  12. Delete Section 50 (3) (e) – “a change in the operating expenses and capital expenditures in the three years preceding the date of the application that the Director considers relevant and reasonable” and replace it with a clause which specifies that only capital expenditures carried out in the year under consideration should be allowed.
  13. Regarding Section 50 (3) (l) “the expectation of a landlord to have a reasonable return on investment”, if this section remains in the legislation, capital investment must be redefined.
  14. Include local data on wages and incomes as a factor in rent increase calculation.
  15. Prohibit evictions on for conversion to a Short-Term Rentals. We recommend that this be included in the new Act by adding an exemption to section 64 (1) (b).
  16. Create a public rent registry.
  17. Change Section 63 to say that a landlord should not be permitted to serve a notice of termination for rent arrears on a tenant until the fourth day of the month (or rental period) and that the timelines for a ending the tenancy and filing a tenant dispute in the existing Act be retained (20 days and 10 days respectively).
  18. Section 28 (1) must be amended to include a meaningful obligation on the landlord to keep the premises, both inside units and the in common areas, in a good state of repair.
  19. We recommend that the PEI Government begin work immediately on the development of a provincial rental housing maintenance standards regulation.

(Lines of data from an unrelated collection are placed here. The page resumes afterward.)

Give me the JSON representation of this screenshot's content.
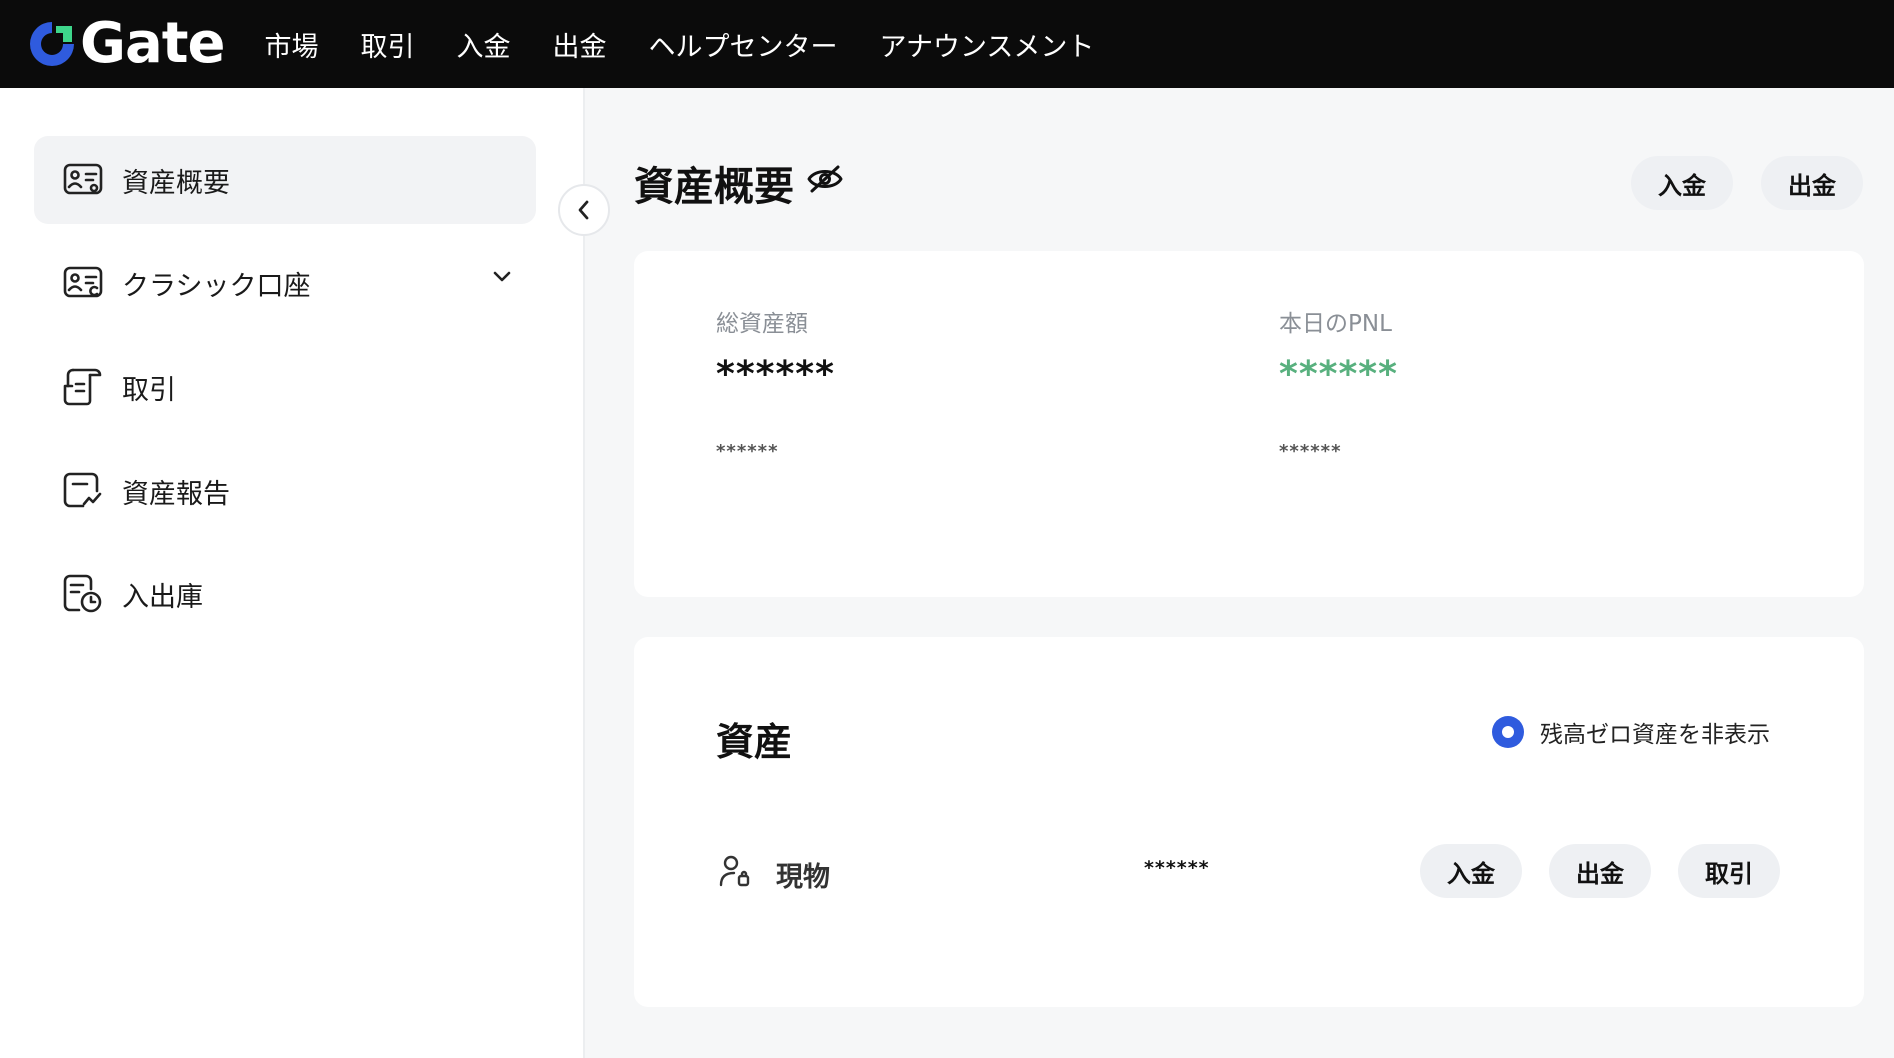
{
  "brand": {
    "name": "Gate",
    "accent": "#2f5bde",
    "accent_green": "#3ed68b"
  },
  "nav": {
    "items": [
      "市場",
      "取引",
      "入金",
      "出金",
      "ヘルプセンター",
      "アナウンスメント"
    ]
  },
  "sidebar": {
    "items": [
      {
        "label": "資産概要",
        "icon": "wallet-card-icon",
        "active": true
      },
      {
        "label": "クラシック口座",
        "icon": "account-card-icon",
        "expandable": true
      },
      {
        "label": "取引",
        "icon": "transaction-icon"
      },
      {
        "label": "資産報告",
        "icon": "report-icon"
      },
      {
        "label": "入出庫",
        "icon": "history-icon"
      }
    ]
  },
  "header": {
    "title": "資産概要",
    "deposit_label": "入金",
    "withdraw_label": "出金"
  },
  "overview": {
    "total_label": "総資産額",
    "total_value": "******",
    "total_sub": "******",
    "pnl_label": "本日のPNL",
    "pnl_value": "******",
    "pnl_sub": "******",
    "pnl_color": "#58b07e"
  },
  "assets": {
    "title": "資産",
    "hide_zero_label": "残高ゼロ資産を非表示",
    "hide_zero_checked": true,
    "rows": [
      {
        "name": "現物",
        "value": "******",
        "deposit_label": "入金",
        "withdraw_label": "出金",
        "trade_label": "取引"
      }
    ]
  }
}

  20. We recommend that Section 5(2) of the RRPA: “Subject to this Part, the common law rules respecting the effect of the breach of a material covenant by one party to a contract on the obligation to perform by the other party apply to rental agreements” be inserted into the new legislation and that the following clauses which attempt to do away with repercussions for a landlord who fails to do repair or violate their obligations must be taken out:
    Section 105:Except as modified or varied under this Act, the common law respecting landlords and tenants applies in Prince Edward Island and

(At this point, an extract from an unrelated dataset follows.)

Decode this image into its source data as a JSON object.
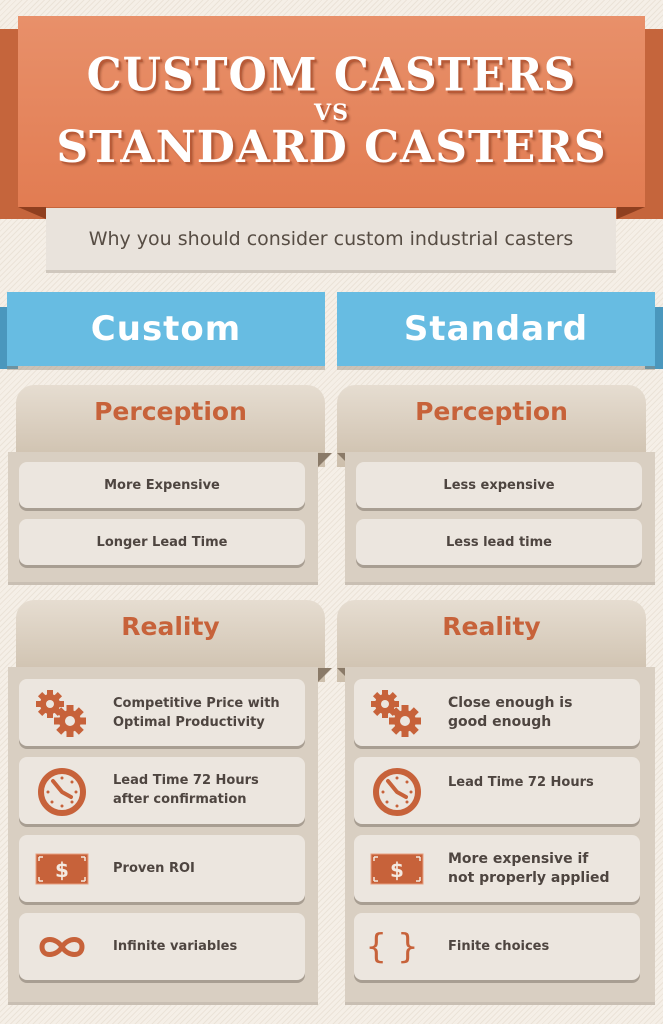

    Section 20. (1): A tenant shall pay rent when it is due under the tenancy agreement, whether or not the landlord complies with this Act, the regulations or the tenancy agreement, unless the tenant has an express right under this Act to deduct or withhold all or a portion of the rent.
  21. Require landlords to: a) provide adequate information and equipment on recycling and disposing of compost and waste, and b) ensure that common areas are maintained in such a way that storing and disposing of compost, waste and recyclables does not interfere with tenants’ safety or wellbeing. These responsibilities should be included in a new section, perhaps inserted between 28 (3) and 28 (4).
  22. Section 61 (1) (k) makes an order from any level of government that the premises be vacated a ground for eviction. This needs to be rethought and redrafted, so that where a premises becomes unhabitable due to lack of repair and maintenance, the landlord bears the responsibility for rectifying the situation, rehousing the tenants and paying them damages.
  23. In addition, amend the sections on compensation (s.70 (1) and (2), (c)). Landlords whose tenants are forced to move because a level of government requires that repairs be made should not be exempted from having to pay compensation.
  24. Delete Section 28 (4) that says that when tenants perform repairs they must do them “in a good and professional manner”. This is a higher standard than landlords are held to, and unfair.
  25. A new section dealing specifically with landlords’ obligations when emergency measures (such as those related to the COVID-19 pandemic) are in place should be added to the legislation.
  26. More specific and clear protection from reprisals for tenants who enforce their rights, organize a tenants’ association or are a member of a tenant association. This could be done by adding to Sections 71 and 110.
  27. We recommend that Section 61(1) (h) which states that a tenant can be evicted if they fail to comply with a material term of a tenancy be removed.